No. It’s all about preparation. When Dr. Roca does the laser treatment, she just injects a small amount of numbing medicine that contains adrenalin. There’s minimal bleeding, and the release can be done easily in the office.
Do stitches prevent reattachment?
If the release is done absolutely perfectly and the stitches are placed precisely, then theoretically reattachment would be difficult. That being said, Dr. Roca’s experience is that placing stitches with the CO2 laser is not necessary since the bleeding, if any, is minimal and will stop on its own. Plus, she always sees the patient one week post-op to stretch open the wound in case reattachment has started.
Is tongue-tie functional release different for adults vs. children?
The surgical goals of tongue-tie release are different for infants compared to adults. A frenectomy for infants [3, 4] is performed to ensure proper eating, breastfeeding and nasal breathing. The needs of an adult are much more diverse, and the problem is complicated further by the constant incorrect oral habits of many years, leading to deformation and damage to the orofacial structures that must also be treated and corrected. Adult frenectomies are much more extensive, and they typically involve mandatory myofunctional therapy before and after the procedure. Dr. Roca’s technique for an adult frenectomy includes:

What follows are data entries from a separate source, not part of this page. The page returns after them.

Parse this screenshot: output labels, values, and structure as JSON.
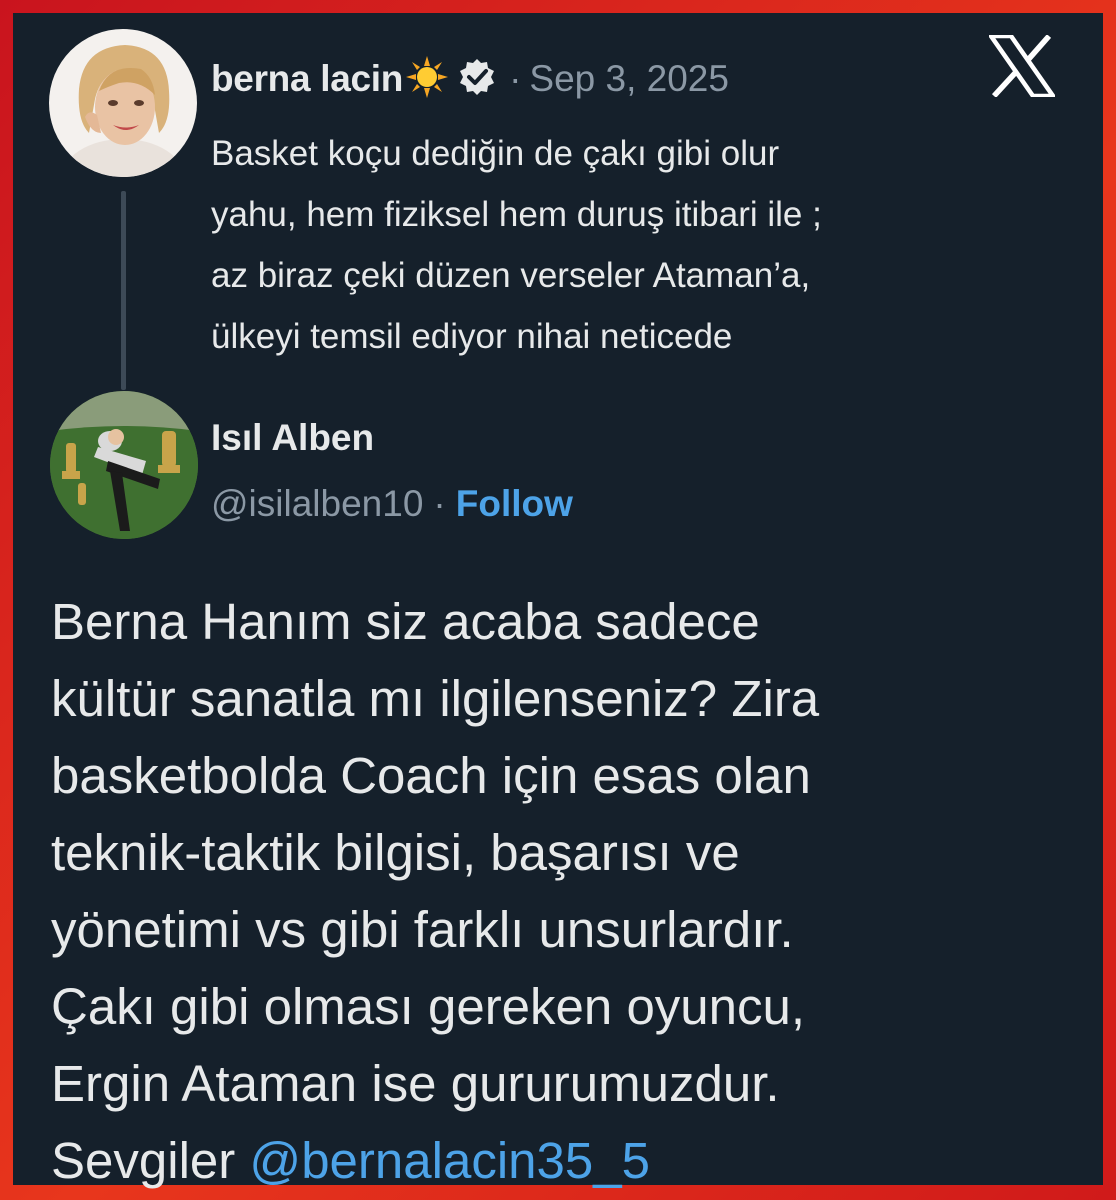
{
  "tweet": {
    "author_name": "berna lacin",
    "author_emoji": "sun-emoji",
    "verified": true,
    "separator": "·",
    "date": "Sep 3, 2025",
    "text": "Basket koçu dediğin de çakı gibi olur\nyahu, hem fiziksel hem duruş itibari ile ;\naz biraz çeki düzen verseler Ataman’a,\nülkeyi temsil ediyor nihai neticede"
  },
  "reply": {
    "author_name": "Isıl Alben",
    "handle": "@isilalben10",
    "separator": "·",
    "follow_label": "Follow",
    "text_before_mention": "Berna Hanım siz acaba sadece\nkültür sanatla mı ilgilenseniz? Zira\nbasketbolda Coach için esas olan\nteknik-taktik bilgisi, başarısı ve\nyönetimi vs gibi farklı unsurlardır.\nÇakı gibi olması gereken oyuncu,\nErgin Ataman ise gururumuzdur.\nSevgiler ",
    "mention": "@bernalacin35_5"
  },
  "platform_logo": "x-logo",
  "colors": {
    "background": "#15202b",
    "frame": "#e0291c",
    "text": "#e7e9ea",
    "muted": "#8b98a5",
    "link": "#4da3e8"
  }
}
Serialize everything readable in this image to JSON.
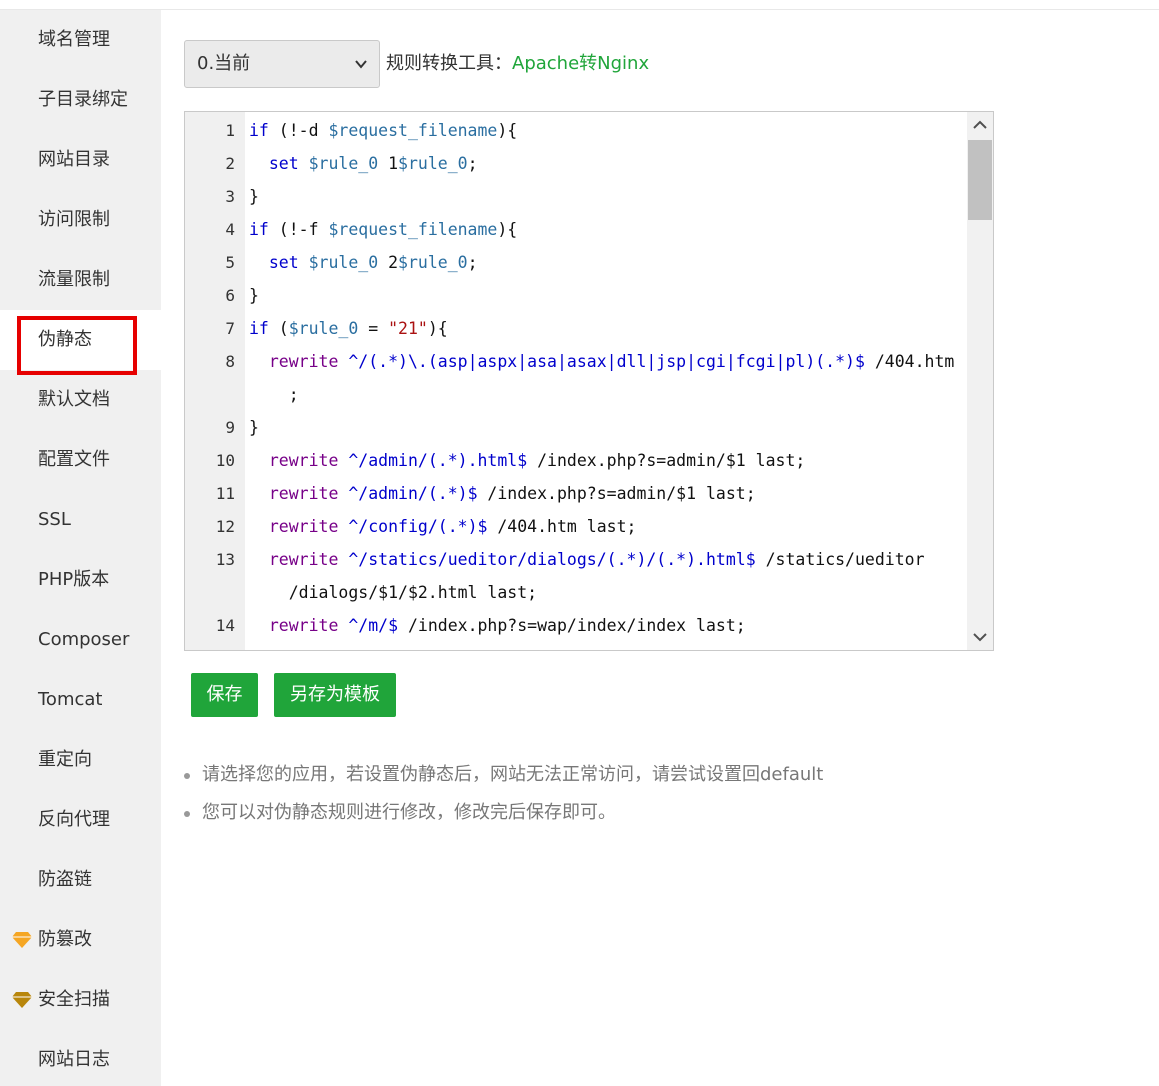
{
  "sidebar": {
    "items": [
      {
        "label": "域名管理",
        "gem": false,
        "active": false
      },
      {
        "label": "子目录绑定",
        "gem": false,
        "active": false
      },
      {
        "label": "网站目录",
        "gem": false,
        "active": false
      },
      {
        "label": "访问限制",
        "gem": false,
        "active": false
      },
      {
        "label": "流量限制",
        "gem": false,
        "active": false
      },
      {
        "label": "伪静态",
        "gem": false,
        "active": true
      },
      {
        "label": "默认文档",
        "gem": false,
        "active": false
      },
      {
        "label": "配置文件",
        "gem": false,
        "active": false
      },
      {
        "label": "SSL",
        "gem": false,
        "active": false
      },
      {
        "label": "PHP版本",
        "gem": false,
        "active": false
      },
      {
        "label": "Composer",
        "gem": false,
        "active": false
      },
      {
        "label": "Tomcat",
        "gem": false,
        "active": false
      },
      {
        "label": "重定向",
        "gem": false,
        "active": false
      },
      {
        "label": "反向代理",
        "gem": false,
        "active": false
      },
      {
        "label": "防盗链",
        "gem": false,
        "active": false
      },
      {
        "label": "防篡改",
        "gem": true,
        "gem_color": "#f5a623",
        "active": false
      },
      {
        "label": "安全扫描",
        "gem": true,
        "gem_color": "#b8860b",
        "active": false
      },
      {
        "label": "网站日志",
        "gem": false,
        "active": false
      }
    ],
    "highlight_color": "#e60000"
  },
  "toolbar": {
    "select_value": "0.当前",
    "tool_label": "规则转换工具：",
    "tool_link": "Apache转Nginx"
  },
  "editor": {
    "lines": [
      {
        "num": "1",
        "tokens": [
          [
            "kw",
            "if"
          ],
          [
            "punct",
            " (!-d "
          ],
          [
            "var",
            "$request_filename"
          ],
          [
            "punct",
            "){"
          ]
        ]
      },
      {
        "num": "2",
        "tokens": [
          [
            "punct",
            "  "
          ],
          [
            "kw",
            "set"
          ],
          [
            "punct",
            " "
          ],
          [
            "var",
            "$rule_0"
          ],
          [
            "punct",
            " 1"
          ],
          [
            "var",
            "$rule_0"
          ],
          [
            "punct",
            ";"
          ]
        ]
      },
      {
        "num": "3",
        "tokens": [
          [
            "punct",
            "}"
          ]
        ]
      },
      {
        "num": "4",
        "tokens": [
          [
            "kw",
            "if"
          ],
          [
            "punct",
            " (!-f "
          ],
          [
            "var",
            "$request_filename"
          ],
          [
            "punct",
            "){"
          ]
        ]
      },
      {
        "num": "5",
        "tokens": [
          [
            "punct",
            "  "
          ],
          [
            "kw",
            "set"
          ],
          [
            "punct",
            " "
          ],
          [
            "var",
            "$rule_0"
          ],
          [
            "punct",
            " 2"
          ],
          [
            "var",
            "$rule_0"
          ],
          [
            "punct",
            ";"
          ]
        ]
      },
      {
        "num": "6",
        "tokens": [
          [
            "punct",
            "}"
          ]
        ]
      },
      {
        "num": "7",
        "tokens": [
          [
            "kw",
            "if"
          ],
          [
            "punct",
            " ("
          ],
          [
            "var",
            "$rule_0"
          ],
          [
            "punct",
            " = "
          ],
          [
            "str",
            "\"21\""
          ],
          [
            "punct",
            "){"
          ]
        ]
      },
      {
        "num": "8",
        "tokens": [
          [
            "punct",
            "  "
          ],
          [
            "fn",
            "rewrite"
          ],
          [
            "punct",
            " "
          ],
          [
            "rx",
            "^/(.*)\\.(asp|aspx|asa|asax|dll|jsp|cgi|fcgi|pl)(.*)$"
          ],
          [
            "punct",
            " /404.htm"
          ]
        ]
      },
      {
        "num": "",
        "tokens": [
          [
            "punct",
            "    ;"
          ]
        ]
      },
      {
        "num": "9",
        "tokens": [
          [
            "punct",
            "}"
          ]
        ]
      },
      {
        "num": "10",
        "tokens": [
          [
            "punct",
            "  "
          ],
          [
            "fn",
            "rewrite"
          ],
          [
            "punct",
            " "
          ],
          [
            "rx",
            "^/admin/(.*).html$"
          ],
          [
            "punct",
            " /index.php?s=admin/$1 last;"
          ]
        ]
      },
      {
        "num": "11",
        "tokens": [
          [
            "punct",
            "  "
          ],
          [
            "fn",
            "rewrite"
          ],
          [
            "punct",
            " "
          ],
          [
            "rx",
            "^/admin/(.*)$"
          ],
          [
            "punct",
            " /index.php?s=admin/$1 last;"
          ]
        ]
      },
      {
        "num": "12",
        "tokens": [
          [
            "punct",
            "  "
          ],
          [
            "fn",
            "rewrite"
          ],
          [
            "punct",
            " "
          ],
          [
            "rx",
            "^/config/(.*)$"
          ],
          [
            "punct",
            " /404.htm last;"
          ]
        ]
      },
      {
        "num": "13",
        "tokens": [
          [
            "punct",
            "  "
          ],
          [
            "fn",
            "rewrite"
          ],
          [
            "punct",
            " "
          ],
          [
            "rx",
            "^/statics/ueditor/dialogs/(.*)/(.*).html$"
          ],
          [
            "punct",
            " /statics/ueditor"
          ]
        ]
      },
      {
        "num": "",
        "tokens": [
          [
            "punct",
            "    /dialogs/$1/$2.html last;"
          ]
        ]
      },
      {
        "num": "14",
        "tokens": [
          [
            "punct",
            "  "
          ],
          [
            "fn",
            "rewrite"
          ],
          [
            "punct",
            " "
          ],
          [
            "rx",
            "^/m/$"
          ],
          [
            "punct",
            " /index.php?s=wap/index/index last;"
          ]
        ]
      }
    ],
    "scroll_fraction": 0.0
  },
  "buttons": {
    "save": "保存",
    "save_template": "另存为模板"
  },
  "tips": [
    "请选择您的应用，若设置伪静态后，网站无法正常访问，请尝试设置回default",
    "您可以对伪静态规则进行修改，修改完后保存即可。"
  ],
  "colors": {
    "accent": "#20a53a",
    "sidebar_bg": "#f0f0f0",
    "gutter_bg": "#f0f0f0"
  }
}
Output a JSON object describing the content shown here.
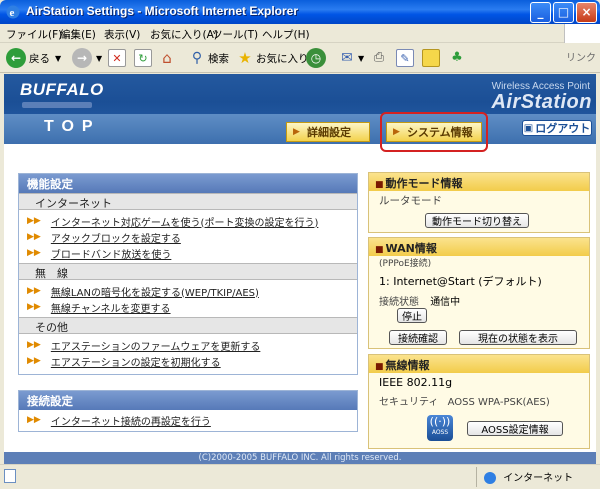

- Pre-surgical myofunctional therapy exercises to help prepare the patient for re-patterning their tongue function once the frenum is released.
- SuperPulse™ CO2 laser frenectomy, usually performed under topical anesthesia and combined with a tongue movement assessment.
- Post-surgical myofunctional therapy to ensure lasting results and improve oral function and health.
- Haytac MC, Ozcelik O. Evaluation of patient perceptions after frenectomy operations: a comparison of carbon dioxide laser and scalpel techniques. J Periodontol. 2006.
- Kaplan M, Hazelbaker AK, Vitruk P. Infant frenectomy with 10.6 micrometers dental CO2 laser. WAGD Newsletter. 2015 Apr.
Photos courtesy of Dr. Soroush Zaghi at The Breathe Institute
Dr. Zaghi’s most recent article of myofunctional and tongue tie release reducing sleep apnea by 50%.
No one needs to live with the difficulties of tongue-ties and lip-ties. Call 703-237-7622 now to schedule a visit to see how we can help you or your child.